This is only a very small selection of some of the incredible pieces that we managed to collect for our flagship 3D printing event in London (please contact me directly for more information). I'm currently working on our Paris show happening in a few weeks - after which we'll be in Berlin, New York, Madrid, San Fran, Dubai and a few more places. We'll also be running a series of high-level international conferences before the New Year - so keep an eye out.
Perhaps the best part of the exhibition was showing my Dad around though :-)
Last summer I bought a pair of white sandals from Clarkes. I never shop at Clarkes but these shoes were perfect: a low, block heel in silver, an ankle strap in white leather and another strap over the foot just the same. I completely wore them out, but instead of throwing them away, I had an idea of absolutely covering them in pastel, multicolored fur pom-poms. It looks as though a few other people envisaged something similar.
Fluffy stuff is everywhere at the moment - there are even a pair of fur-lined court shoes in my local (regional) Topshop - so you know its for real. Blame Celine, blame Fendi - blame whoever you want. But nothing will change the fact that wherever you go this Autumn, you will see fluffy stuff across the high street - especially since its already had such a profound effect on the blogs and the fashion weeks.
The work of Hannah Weiland has certainly done the rounds.

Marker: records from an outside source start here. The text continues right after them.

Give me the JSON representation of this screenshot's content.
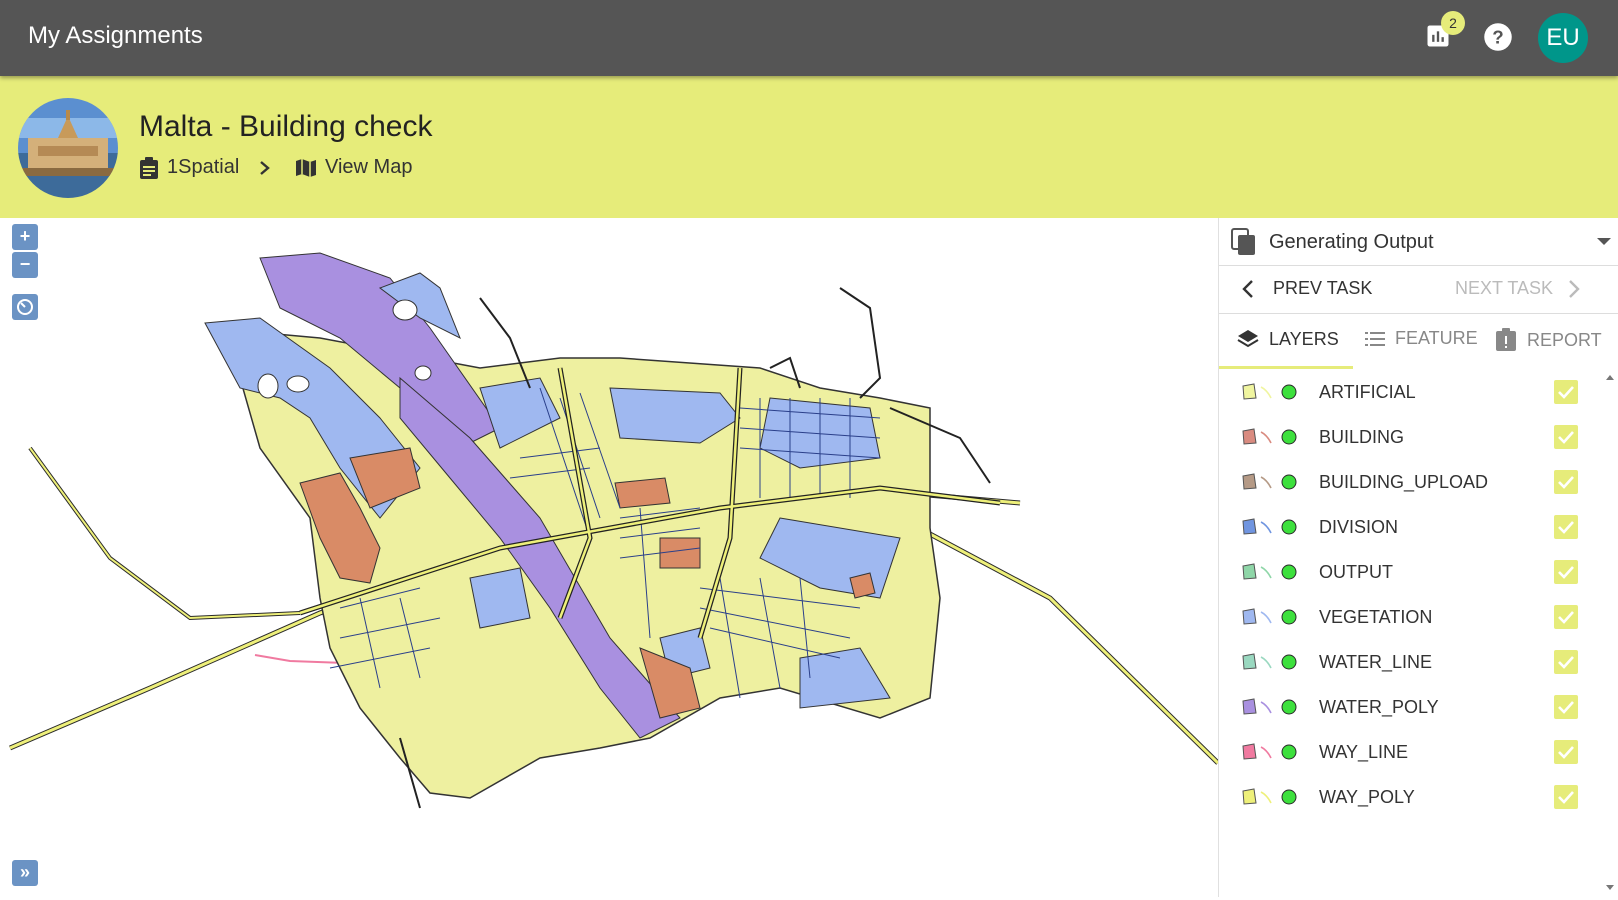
{
  "app": {
    "title": "My Assignments",
    "stats_badge": "2",
    "user_initials": "EU"
  },
  "project": {
    "title": "Malta - Building check",
    "breadcrumb": {
      "org": "1Spatial",
      "map_link": "View Map"
    }
  },
  "map": {
    "zoom_in": "+",
    "zoom_out": "−",
    "expand": "»"
  },
  "panel": {
    "status": "Generating Output",
    "prev_task": "PREV TASK",
    "next_task": "NEXT TASK",
    "tabs": [
      {
        "label": "LAYERS",
        "icon": "layers-icon",
        "active": true
      },
      {
        "label": "FEATURE",
        "icon": "list-icon",
        "active": false
      },
      {
        "label": "REPORT",
        "icon": "report-icon",
        "active": false
      }
    ],
    "layers": [
      {
        "name": "ARTIFICIAL",
        "color": "#f0f5a0",
        "checked": true
      },
      {
        "name": "BUILDING",
        "color": "#d98b80",
        "checked": true
      },
      {
        "name": "BUILDING_UPLOAD",
        "color": "#b59a86",
        "checked": true
      },
      {
        "name": "DIVISION",
        "color": "#7095e0",
        "checked": true
      },
      {
        "name": "OUTPUT",
        "color": "#8fd6a8",
        "checked": true
      },
      {
        "name": "VEGETATION",
        "color": "#9fb8f0",
        "checked": true
      },
      {
        "name": "WATER_LINE",
        "color": "#9ad8c0",
        "checked": true
      },
      {
        "name": "WATER_POLY",
        "color": "#a990e0",
        "checked": true
      },
      {
        "name": "WAY_LINE",
        "color": "#f07aa0",
        "checked": true
      },
      {
        "name": "WAY_POLY",
        "color": "#eef07a",
        "checked": true
      }
    ]
  },
  "colors": {
    "accent": "#e6ec7a",
    "topbar": "#555555",
    "avatar": "#00968a"
  }
}
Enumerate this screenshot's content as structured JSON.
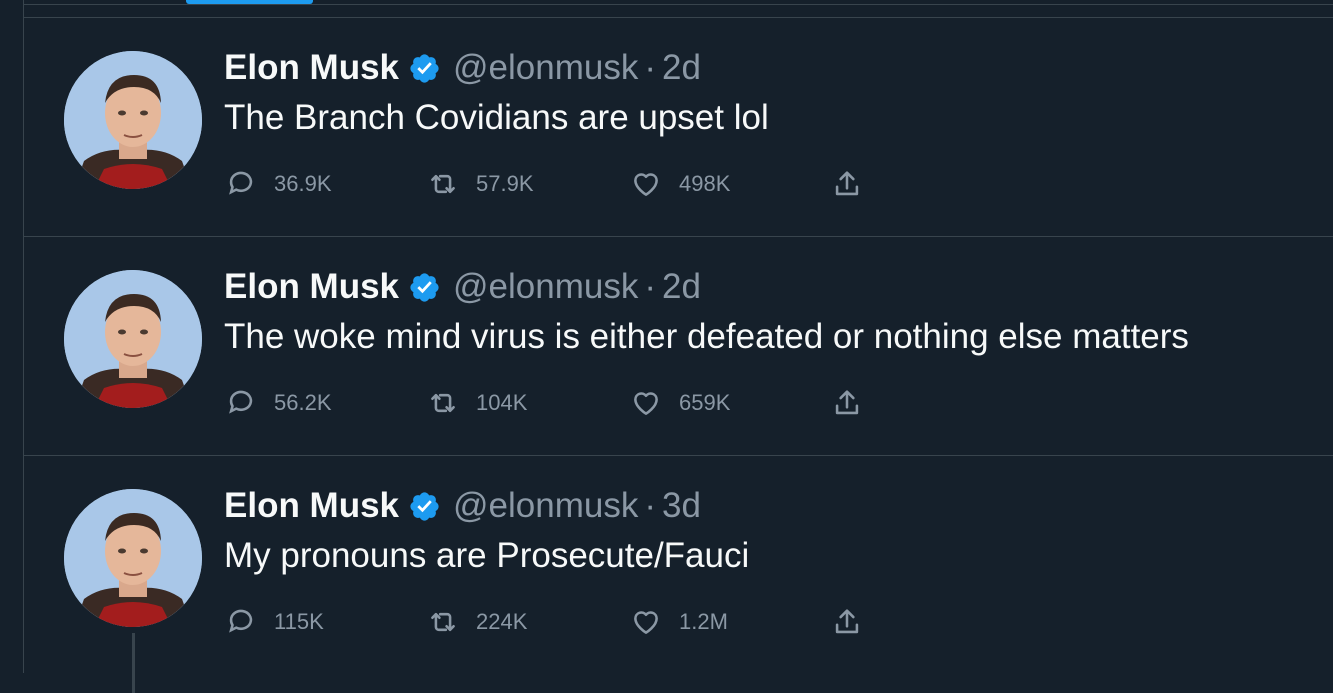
{
  "tweets": [
    {
      "author_name": "Elon Musk",
      "handle": "@elonmusk",
      "separator": "·",
      "time": "2d",
      "text": "The Branch Covidians are upset lol",
      "replies": "36.9K",
      "retweets": "57.9K",
      "likes": "498K"
    },
    {
      "author_name": "Elon Musk",
      "handle": "@elonmusk",
      "separator": "·",
      "time": "2d",
      "text": "The woke mind virus is either defeated or nothing else matters",
      "replies": "56.2K",
      "retweets": "104K",
      "likes": "659K"
    },
    {
      "author_name": "Elon Musk",
      "handle": "@elonmusk",
      "separator": "·",
      "time": "3d",
      "text": "My pronouns are Prosecute/Fauci",
      "replies": "115K",
      "retweets": "224K",
      "likes": "1.2M"
    }
  ],
  "icons": {
    "verified": "verified-badge-icon",
    "reply": "reply-icon",
    "retweet": "retweet-icon",
    "like": "heart-icon",
    "share": "share-icon"
  },
  "colors": {
    "background": "#15202b",
    "border": "#38444d",
    "accent": "#1d9bf0",
    "text_primary": "#f7f9f9",
    "text_secondary": "#8b98a5"
  }
}
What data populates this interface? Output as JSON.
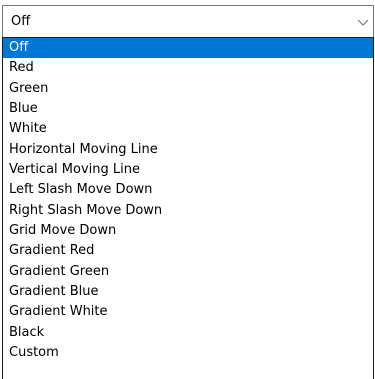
{
  "combo": {
    "value": "Off",
    "arrow_icon": "chevron-down-icon"
  },
  "list": {
    "selected_index": 0,
    "selected_color": "#0078d7",
    "options": [
      "Off",
      "Red",
      "Green",
      "Blue",
      "White",
      "Horizontal Moving Line",
      "Vertical Moving Line",
      "Left Slash Move Down",
      "Right Slash Move Down",
      "Grid Move Down",
      "Gradient Red",
      "Gradient Green",
      "Gradient Blue",
      "Gradient White",
      "Black",
      "Custom"
    ]
  }
}
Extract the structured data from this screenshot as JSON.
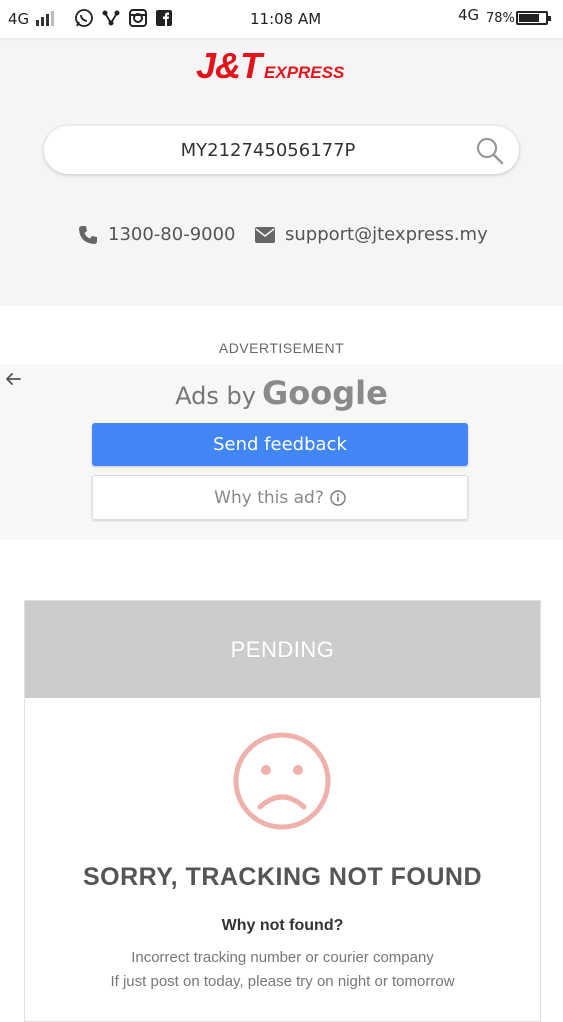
{
  "status_bar": {
    "network_left": "4G",
    "time": "11:08 AM",
    "network_right": "4G",
    "battery_pct": "78%",
    "battery_level": 0.78,
    "icons": [
      "whatsapp-icon",
      "share-icon",
      "instagram-icon",
      "facebook-icon"
    ]
  },
  "brand": {
    "logo_main": "J&T",
    "logo_sub": "EXPRESS",
    "accent": "#e3131b"
  },
  "search": {
    "value": "MY212745056177P",
    "icon": "search-icon"
  },
  "contact": {
    "phone": "1300-80-9000",
    "email": "support@jtexpress.my"
  },
  "ad": {
    "label": "ADVERTISEMENT",
    "ads_by": "Ads by",
    "google": "Google",
    "feedback_button": "Send feedback",
    "why_button": "Why this ad?",
    "button_color": "#4285f4"
  },
  "result": {
    "status": "PENDING",
    "title": "SORRY, TRACKING NOT FOUND",
    "why_heading": "Why not found?",
    "reasons": [
      "Incorrect tracking number or courier company",
      "If just post on today, please try on night or tomorrow"
    ],
    "face_color": "#eeb1ab"
  }
}
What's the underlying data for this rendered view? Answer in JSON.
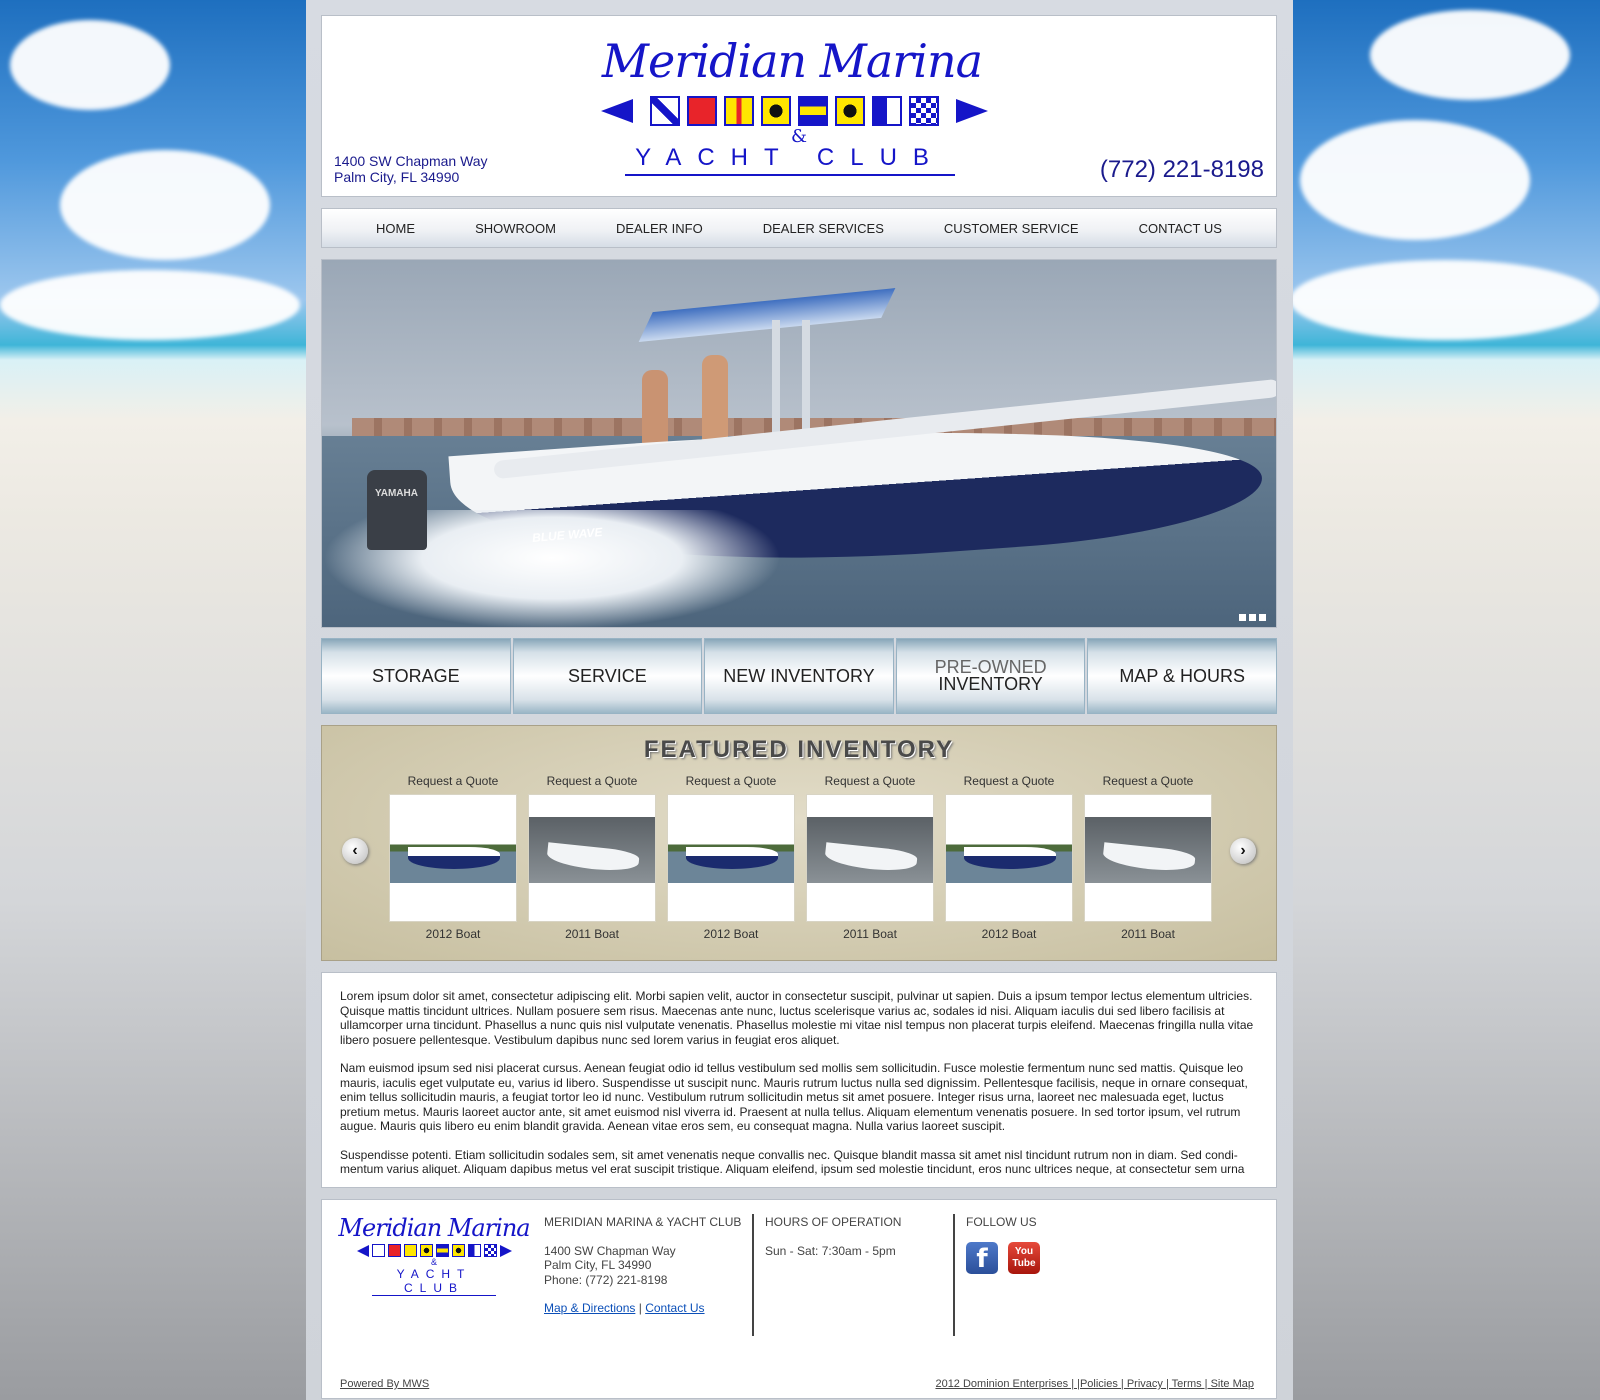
{
  "header": {
    "logo_title": "Meridian Marina",
    "logo_amp": "&",
    "logo_sub": "YACHT CLUB",
    "address_line1": "1400 SW Chapman Way",
    "address_line2": "Palm City, FL 34990",
    "phone": "(772) 221-8198"
  },
  "nav": [
    "HOME",
    "SHOWROOM",
    "DEALER INFO",
    "DEALER SERVICES",
    "CUSTOMER SERVICE",
    "CONTACT US"
  ],
  "hero": {
    "brand_text": "BLUE WAVE",
    "motor_text": "YAMAHA"
  },
  "buttons": {
    "storage": "STORAGE",
    "service": "SERVICE",
    "new_inventory": "NEW INVENTORY",
    "preowned_line1": "PRE-OWNED",
    "preowned_line2": "INVENTORY",
    "map_hours": "MAP & HOURS"
  },
  "featured": {
    "title": "FEATURED INVENTORY",
    "items": [
      {
        "quote": "Request a Quote",
        "label": "2012 Boat"
      },
      {
        "quote": "Request a Quote",
        "label": "2011 Boat"
      },
      {
        "quote": "Request a Quote",
        "label": "2012 Boat"
      },
      {
        "quote": "Request a Quote",
        "label": "2011 Boat"
      },
      {
        "quote": "Request a Quote",
        "label": "2012 Boat"
      },
      {
        "quote": "Request a Quote",
        "label": "2011 Boat"
      }
    ]
  },
  "content": {
    "p1": "Lorem ipsum dolor sit amet, consectetur adipiscing elit. Morbi sapien velit, auctor in consectetur suscipit, pulvinar ut sapien. Duis a ipsum tempor lectus elementum ultricies. Quisque mattis tincidunt ultrices. Nullam posuere sem risus. Maecenas ante nunc, luctus scelerisque varius ac, sodales id nisi. Aliquam iaculis dui sed libero facilisis at ullamcorper urna tincidunt. Phasellus a nunc quis nisl vulputate venenatis. Phasellus molestie mi vitae nisl tempus non placerat turpis eleifend. Maecenas fringilla nulla vitae libero posuere pellentesque. Vestibulum dapibus nunc sed lorem varius in feugiat eros aliquet.",
    "p2": "Nam euismod ipsum sed nisi placerat cursus. Aenean feugiat odio id tellus vestibulum sed mollis sem sollicitudin. Fusce molestie fermentum nunc sed mattis. Quisque leo mauris, iaculis eget vulputate eu, varius id libero. Suspendisse ut suscipit nunc. Mauris rutrum luctus nulla sed dignissim. Pellentesque facilisis, neque in ornare consequat, enim tellus sollicitudin mauris, a feugiat tortor leo id nunc. Vestibulum rutrum sollicitudin metus sit amet posuere. Integer risus urna, laoreet nec malesuada eget, luctus pretium metus. Mauris laoreet auctor ante, sit amet euismod nisl viverra id. Praesent at nulla tellus. Aliquam elementum venenatis posuere. In sed tortor ipsum, vel rutrum augue. Mauris quis libero eu enim blandit gravida. Aenean vitae eros sem, eu consequat magna. Nulla varius laoreet suscipit.",
    "p3": "Suspendisse potenti. Etiam sollicitudin sodales sem, sit amet venenatis neque convallis nec. Quisque blandit massa sit amet nisl tincidunt rutrum non in diam. Sed condi-mentum varius aliquet. Aliquam dapibus metus vel erat suscipit tristique. Aliquam eleifend, ipsum sed molestie tincidunt, eros nunc ultrices neque, at consectetur sem urna"
  },
  "footer": {
    "logo_title": "Meridian Marina",
    "logo_amp": "&",
    "logo_sub": "YACHT CLUB",
    "company": "MERIDIAN MARINA & YACHT CLUB",
    "address_line1": "1400 SW Chapman Way",
    "address_line2": "Palm City, FL 34990",
    "phone": "Phone: (772) 221-8198",
    "link_map": "Map & Directions",
    "link_sep": "|",
    "link_contact": "Contact Us",
    "hours_title": "HOURS OF OPERATION",
    "hours": "Sun - Sat: 7:30am - 5pm",
    "follow_title": "FOLLOW US",
    "facebook_icon": "f",
    "youtube_icon_line1": "You",
    "youtube_icon_line2": "Tube",
    "powered": "Powered By MWS",
    "legal": "2012 Dominion Enterprises | |Policies | Privacy | Terms | Site Map"
  },
  "colors": {
    "brand_blue": "#1515c8",
    "link_blue": "#0b4fb8"
  }
}
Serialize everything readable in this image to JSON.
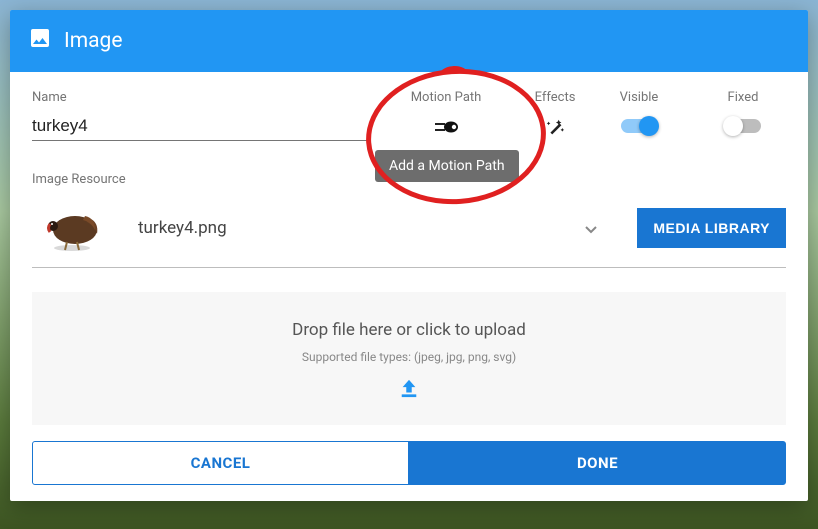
{
  "header": {
    "title": "Image"
  },
  "fields": {
    "name_label": "Name",
    "name_value": "turkey4",
    "motion_path_label": "Motion Path",
    "effects_label": "Effects",
    "visible_label": "Visible",
    "fixed_label": "Fixed",
    "visible_on": true,
    "fixed_on": false
  },
  "tooltip": {
    "motion_path": "Add a Motion Path"
  },
  "resource": {
    "label": "Image Resource",
    "filename": "turkey4.png",
    "media_library_button": "MEDIA LIBRARY"
  },
  "dropzone": {
    "title": "Drop file here or click to upload",
    "subtitle": "Supported file types: (jpeg, jpg, png, svg)"
  },
  "footer": {
    "cancel": "CANCEL",
    "done": "DONE"
  },
  "colors": {
    "primary": "#2196F3",
    "primary_dark": "#1976D2"
  }
}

London based faux-fur fashion label Shrimps is perhaps the reigning queen of high-style fluff: the colour palette is completely on point, as are the simple lines and shapes which make up the pieces. Stand-out faux-fur jackets in pink and orange are full-on fabulous, and critically poke a little bit of fun at an industry fraught with those that take themselves too seriously. What's also pretty cool is Shrimps' SS15 footwear range in collaboration with Sophia Webster. Match made in heaven if you ask me.
The woman that (arguably) brought Shrimps into the limelight (at NYFW earlier this year) perfectly demonstrates another brilliant fluffy number. Susie Bubble wears the following textured top by Somewhere Nowhere, again pushing for a girly aesthetic mixed together with some seriously fun pleasure dressing. It's not necessarily sexy - and I'm not a huge fan of the thick pink furry panel - but its really, really awesome and I want it. Those pom-poms!
Finally, we move onto one of my favourite new brands (that I've been mercilessly following and liking on instagram for a while now). There's something about Australian fashion at the moment, and this small label from Perth are bringing such a dreamy look - as presented at Paris Fashion Week just last month. Dyspnea bring something modern which is at the same time whimsical. It's the kind of thing that Jasmine would wear if she liked hallucinogenics and raves - it's kind of 90's grunge with a touch of Frozen - and so unapologetically feminine. I want to dress up in in and wander around Paris when it sizzles. On top of making stunning things, the girls behind the label sound really cool - and I've recently become addicted to reading about their adventures on their blog.
Needless to say, I never actually got round to sticking all of the fur pom-poms onto my battered old sandals. I certainly still intend to however - but in the meantime, I might just go ahead and get stuck in with this super fun, super fluffy trend while the last of the UK summer sun is still shining. Either way, I'll keep you posted.